• _EXERCISE DIRECTIONS_:
Retype the records exactly, with nothing added or dropped.

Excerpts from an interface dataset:
────
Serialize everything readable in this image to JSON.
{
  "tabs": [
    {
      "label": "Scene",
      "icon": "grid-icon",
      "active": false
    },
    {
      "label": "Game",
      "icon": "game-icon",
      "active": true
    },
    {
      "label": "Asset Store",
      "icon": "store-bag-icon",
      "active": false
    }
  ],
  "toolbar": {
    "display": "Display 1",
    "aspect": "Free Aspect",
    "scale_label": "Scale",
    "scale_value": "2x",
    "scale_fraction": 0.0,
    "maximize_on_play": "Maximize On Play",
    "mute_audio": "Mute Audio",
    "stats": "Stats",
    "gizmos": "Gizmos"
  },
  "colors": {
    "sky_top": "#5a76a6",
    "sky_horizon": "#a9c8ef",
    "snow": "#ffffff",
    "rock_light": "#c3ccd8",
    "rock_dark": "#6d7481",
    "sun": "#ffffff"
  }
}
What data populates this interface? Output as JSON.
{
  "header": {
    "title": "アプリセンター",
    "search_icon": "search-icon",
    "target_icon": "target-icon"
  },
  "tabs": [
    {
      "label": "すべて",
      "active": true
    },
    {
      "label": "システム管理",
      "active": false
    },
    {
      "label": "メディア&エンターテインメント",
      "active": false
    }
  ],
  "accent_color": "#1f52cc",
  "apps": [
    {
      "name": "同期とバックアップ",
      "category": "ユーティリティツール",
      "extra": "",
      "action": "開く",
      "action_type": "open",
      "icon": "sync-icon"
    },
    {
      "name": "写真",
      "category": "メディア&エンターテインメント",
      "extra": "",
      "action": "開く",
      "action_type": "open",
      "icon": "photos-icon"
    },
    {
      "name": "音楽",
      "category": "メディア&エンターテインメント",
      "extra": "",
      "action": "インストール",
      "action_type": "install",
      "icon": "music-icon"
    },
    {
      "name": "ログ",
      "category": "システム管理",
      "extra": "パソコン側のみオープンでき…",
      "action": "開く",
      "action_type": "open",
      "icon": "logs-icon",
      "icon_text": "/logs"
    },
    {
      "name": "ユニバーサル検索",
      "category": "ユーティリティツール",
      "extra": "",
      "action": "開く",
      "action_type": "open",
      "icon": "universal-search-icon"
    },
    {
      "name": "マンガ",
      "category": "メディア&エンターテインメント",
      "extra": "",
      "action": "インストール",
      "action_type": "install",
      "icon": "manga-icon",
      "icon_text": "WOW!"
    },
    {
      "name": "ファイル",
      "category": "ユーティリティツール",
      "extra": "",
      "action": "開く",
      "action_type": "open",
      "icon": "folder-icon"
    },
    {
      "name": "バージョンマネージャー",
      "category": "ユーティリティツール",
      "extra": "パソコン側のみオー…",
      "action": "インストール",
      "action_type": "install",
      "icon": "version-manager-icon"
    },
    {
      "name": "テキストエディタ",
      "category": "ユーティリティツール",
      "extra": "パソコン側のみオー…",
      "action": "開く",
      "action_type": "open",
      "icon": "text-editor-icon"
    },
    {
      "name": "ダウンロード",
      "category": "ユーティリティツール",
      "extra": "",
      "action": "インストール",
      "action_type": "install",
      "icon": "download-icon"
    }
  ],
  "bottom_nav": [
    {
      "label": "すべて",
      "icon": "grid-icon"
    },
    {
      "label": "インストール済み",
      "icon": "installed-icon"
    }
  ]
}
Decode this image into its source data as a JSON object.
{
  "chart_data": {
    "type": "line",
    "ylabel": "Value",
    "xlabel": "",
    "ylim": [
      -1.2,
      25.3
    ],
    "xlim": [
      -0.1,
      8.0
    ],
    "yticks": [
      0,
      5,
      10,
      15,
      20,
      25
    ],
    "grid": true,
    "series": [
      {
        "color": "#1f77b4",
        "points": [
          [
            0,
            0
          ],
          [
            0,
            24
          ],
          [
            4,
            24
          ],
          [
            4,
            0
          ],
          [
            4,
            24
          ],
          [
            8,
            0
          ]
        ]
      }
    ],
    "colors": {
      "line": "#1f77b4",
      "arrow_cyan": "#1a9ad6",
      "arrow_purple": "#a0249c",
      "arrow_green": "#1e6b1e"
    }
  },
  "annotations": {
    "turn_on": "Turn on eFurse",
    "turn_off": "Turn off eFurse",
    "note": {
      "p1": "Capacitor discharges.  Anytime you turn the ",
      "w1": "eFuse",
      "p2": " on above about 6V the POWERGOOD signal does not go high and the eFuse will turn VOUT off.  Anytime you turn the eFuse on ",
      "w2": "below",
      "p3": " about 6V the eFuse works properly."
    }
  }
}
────
• _RESULT OF THE TASK_:
Serialize everything readable in this image to JSON.
{
  "tabs": [
    {
      "label": "Scene",
      "icon": "grid-icon",
      "active": false
    },
    {
      "label": "Game",
      "icon": "game-icon",
      "active": true
    },
    {
      "label": "Asset Store",
      "icon": "store-bag-icon",
      "active": false
    }
  ],
  "toolbar": {
    "display": "Display 1",
    "aspect": "Free Aspect",
    "scale_label": "Scale",
    "scale_value": "2x",
    "scale_fraction": 0.0,
    "maximize_on_play": "Maximize On Play",
    "mute_audio": "Mute Audio",
    "stats": "Stats",
    "gizmos": "Gizmos"
  },
  "colors": {
    "sky_top": "#5a76a6",
    "sky_horizon": "#a9c8ef",
    "snow": "#ffffff",
    "rock_light": "#c3ccd8",
    "rock_dark": "#6d7481",
    "sun": "#ffffff"
  }
}
What data populates this interface? Output as JSON.
{
  "header": {
    "title": "アプリセンター",
    "search_icon": "search-icon",
    "target_icon": "target-icon"
  },
  "tabs": [
    {
      "label": "すべて",
      "active": true
    },
    {
      "label": "システム管理",
      "active": false
    },
    {
      "label": "メディア&エンターテインメント",
      "active": false
    }
  ],
  "accent_color": "#1f52cc",
  "apps": [
    {
      "name": "同期とバックアップ",
      "category": "ユーティリティツール",
      "extra": "",
      "action": "開く",
      "action_type": "open",
      "icon": "sync-icon"
    },
    {
      "name": "写真",
      "category": "メディア&エンターテインメント",
      "extra": "",
      "action": "開く",
      "action_type": "open",
      "icon": "photos-icon"
    },
    {
      "name": "音楽",
      "category": "メディア&エンターテインメント",
      "extra": "",
      "action": "インストール",
      "action_type": "install",
      "icon": "music-icon"
    },
    {
      "name": "ログ",
      "category": "システム管理",
      "extra": "パソコン側のみオープンでき…",
      "action": "開く",
      "action_type": "open",
      "icon": "logs-icon",
      "icon_text": "/logs"
    },
    {
      "name": "ユニバーサル検索",
      "category": "ユーティリティツール",
      "extra": "",
      "action": "開く",
      "action_type": "open",
      "icon": "universal-search-icon"
    },
    {
      "name": "マンガ",
      "category": "メディア&エンターテインメント",
      "extra": "",
      "action": "インストール",
      "action_type": "install",
      "icon": "manga-icon",
      "icon_text": "WOW!"
    },
    {
      "name": "ファイル",
      "category": "ユーティリティツール",
      "extra": "",
      "action": "開く",
      "action_type": "open",
      "icon": "folder-icon"
    },
    {
      "name": "バージョンマネージャー",
      "category": "ユーティリティツール",
      "extra": "パソコン側のみオー…",
      "action": "インストール",
      "action_type": "install",
      "icon": "version-manager-icon"
    },
    {
      "name": "テキストエディタ",
      "category": "ユーティリティツール",
      "extra": "パソコン側のみオー…",
      "action": "開く",
      "action_type": "open",
      "icon": "text-editor-icon"
    },
    {
      "name": "ダウンロード",
      "category": "ユーティリティツール",
      "extra": "",
      "action": "インストール",
      "action_type": "install",
      "icon": "download-icon"
    }
  ],
  "bottom_nav": [
    {
      "label": "すべて",
      "icon": "grid-icon"
    },
    {
      "label": "インストール済み",
      "icon": "installed-icon"
    }
  ]
}
Decode this image into its source data as a JSON object.
{
  "chart_data": {
    "type": "line",
    "ylabel": "Value",
    "xlabel": "",
    "ylim": [
      -1.2,
      25.3
    ],
    "xlim": [
      -0.1,
      8.0
    ],
    "yticks": [
      0,
      5,
      10,
      15,
      20,
      25
    ],
    "grid": true,
    "series": [
      {
        "color": "#1f77b4",
        "points": [
          [
            0,
            0
          ],
          [
            0,
            24
          ],
          [
            4,
            24
          ],
          [
            4,
            0
          ],
          [
            4,
            24
          ],
          [
            8,
            0
          ]
        ]
      }
    ],
    "colors": {
      "line": "#1f77b4",
      "arrow_cyan": "#1a9ad6",
      "arrow_purple": "#a0249c",
      "arrow_green": "#1e6b1e"
    }
  },
  "annotations": {
    "turn_on": "Turn on eFurse",
    "turn_off": "Turn off eFurse",
    "note": {
      "p1": "Capacitor discharges.  Anytime you turn the ",
      "w1": "eFuse",
      "p2": " on above about 6V the POWERGOOD signal does not go high and the eFuse will turn VOUT off.  Anytime you turn the eFuse on ",
      "w2": "below",
      "p3": " about 6V the eFuse works properly."
    }
  }
}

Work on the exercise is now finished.